App and web page records
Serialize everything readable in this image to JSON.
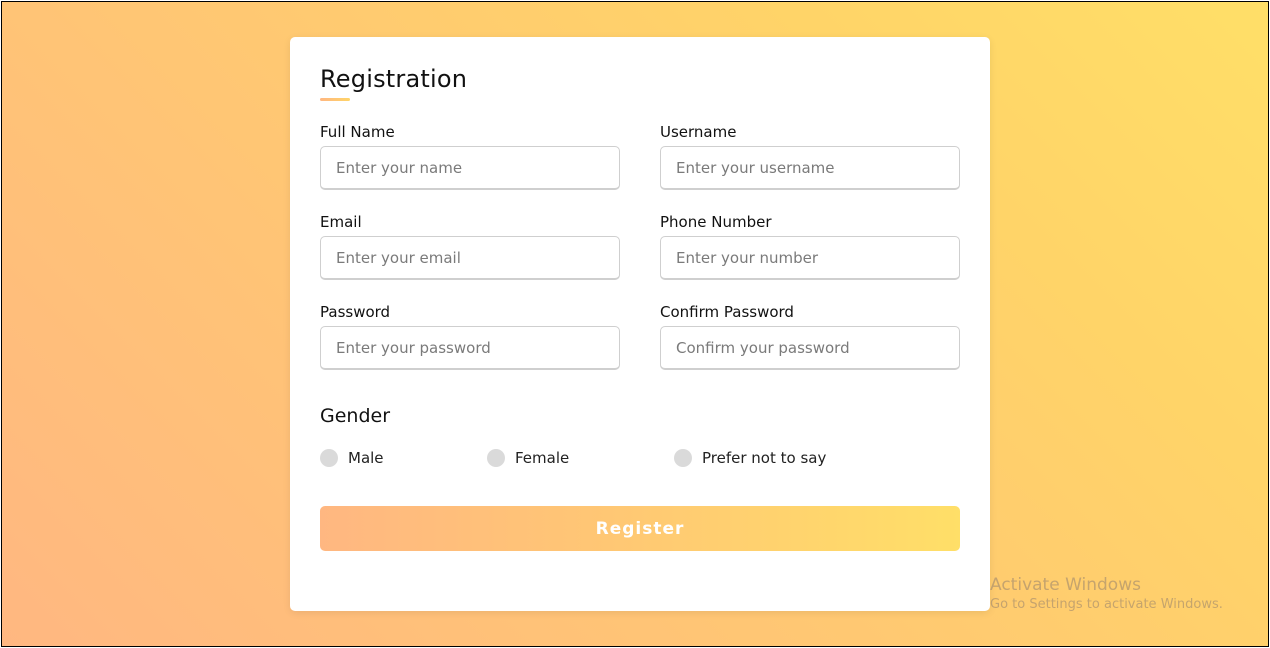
{
  "form": {
    "title": "Registration",
    "fields": [
      {
        "label": "Full Name",
        "placeholder": "Enter your name",
        "value": ""
      },
      {
        "label": "Username",
        "placeholder": "Enter your username",
        "value": ""
      },
      {
        "label": "Email",
        "placeholder": "Enter your email",
        "value": ""
      },
      {
        "label": "Phone Number",
        "placeholder": "Enter your number",
        "value": ""
      },
      {
        "label": "Password",
        "placeholder": "Enter your password",
        "value": ""
      },
      {
        "label": "Confirm Password",
        "placeholder": "Confirm your password",
        "value": ""
      }
    ],
    "gender": {
      "title": "Gender",
      "options": [
        {
          "label": "Male",
          "selected": false
        },
        {
          "label": "Female",
          "selected": false
        },
        {
          "label": "Prefer not to say",
          "selected": false
        }
      ]
    },
    "submit_label": "Register"
  },
  "colors": {
    "gradient_start": "#ffb781",
    "gradient_end": "#ffdf68",
    "radio_unselected": "#dadada"
  },
  "watermark": {
    "title": "Activate Windows",
    "subtitle": "Go to Settings to activate Windows."
  }
}
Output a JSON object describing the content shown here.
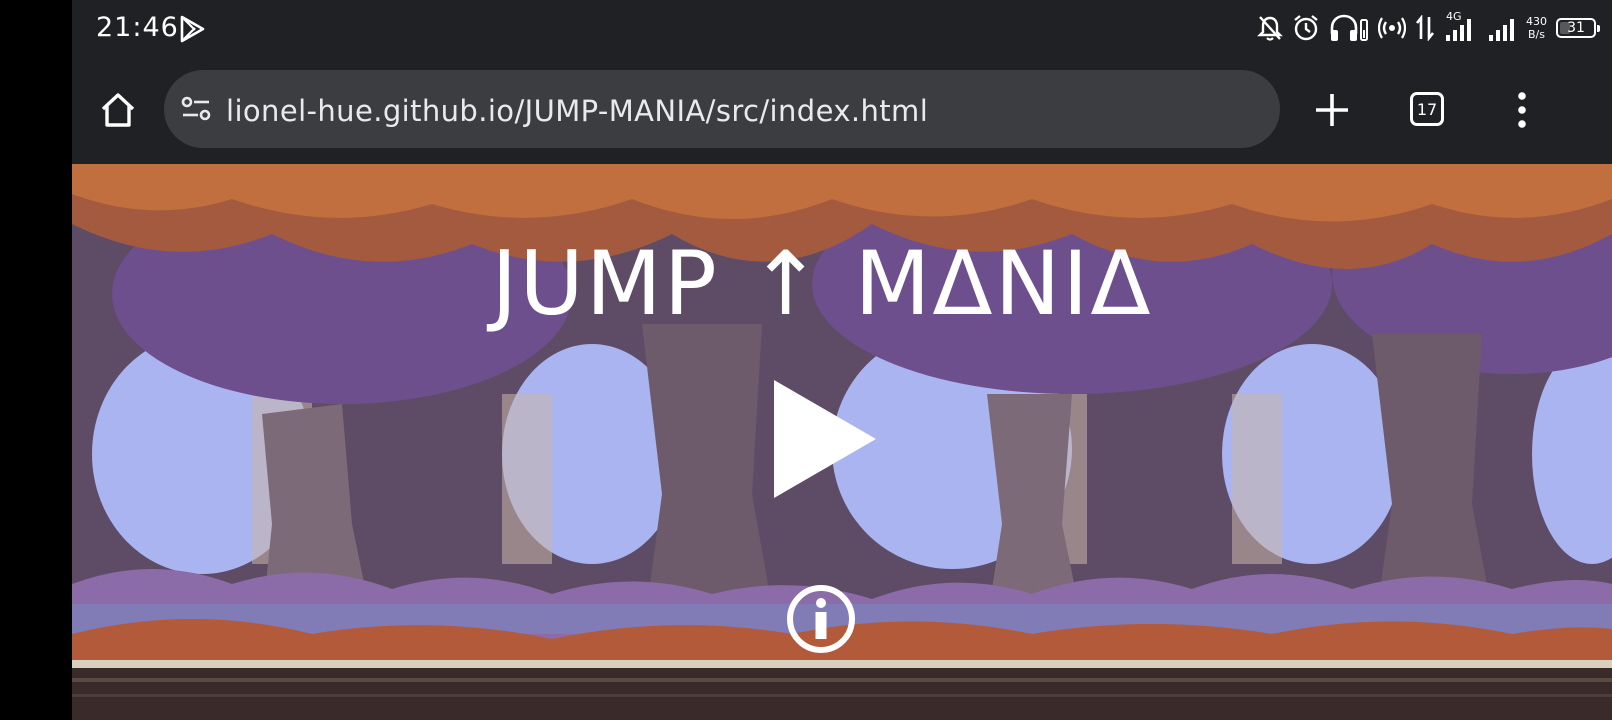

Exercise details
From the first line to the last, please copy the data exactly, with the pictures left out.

Answer box
Serialize everything readable in this image to JSON.
{
  "form": {
    "title": "Registration",
    "fields": [
      {
        "label": "Full Name",
        "placeholder": "Enter your name",
        "value": ""
      },
      {
        "label": "Username",
        "placeholder": "Enter your username",
        "value": ""
      },
      {
        "label": "Email",
        "placeholder": "Enter your email",
        "value": ""
      },
      {
        "label": "Phone Number",
        "placeholder": "Enter your number",
        "value": ""
      },
      {
        "label": "Password",
        "placeholder": "Enter your password",
        "value": ""
      },
      {
        "label": "Confirm Password",
        "placeholder": "Confirm your password",
        "value": ""
      }
    ],
    "gender": {
      "title": "Gender",
      "options": [
        {
          "label": "Male",
          "selected": false
        },
        {
          "label": "Female",
          "selected": false
        },
        {
          "label": "Prefer not to say",
          "selected": false
        }
      ]
    },
    "submit_label": "Register"
  },
  "colors": {
    "gradient_start": "#ffb781",
    "gradient_end": "#ffdf68",
    "radio_unselected": "#dadada"
  },
  "watermark": {
    "title": "Activate Windows",
    "subtitle": "Go to Settings to activate Windows."
  }
}
Output a JSON object describing the content shown here.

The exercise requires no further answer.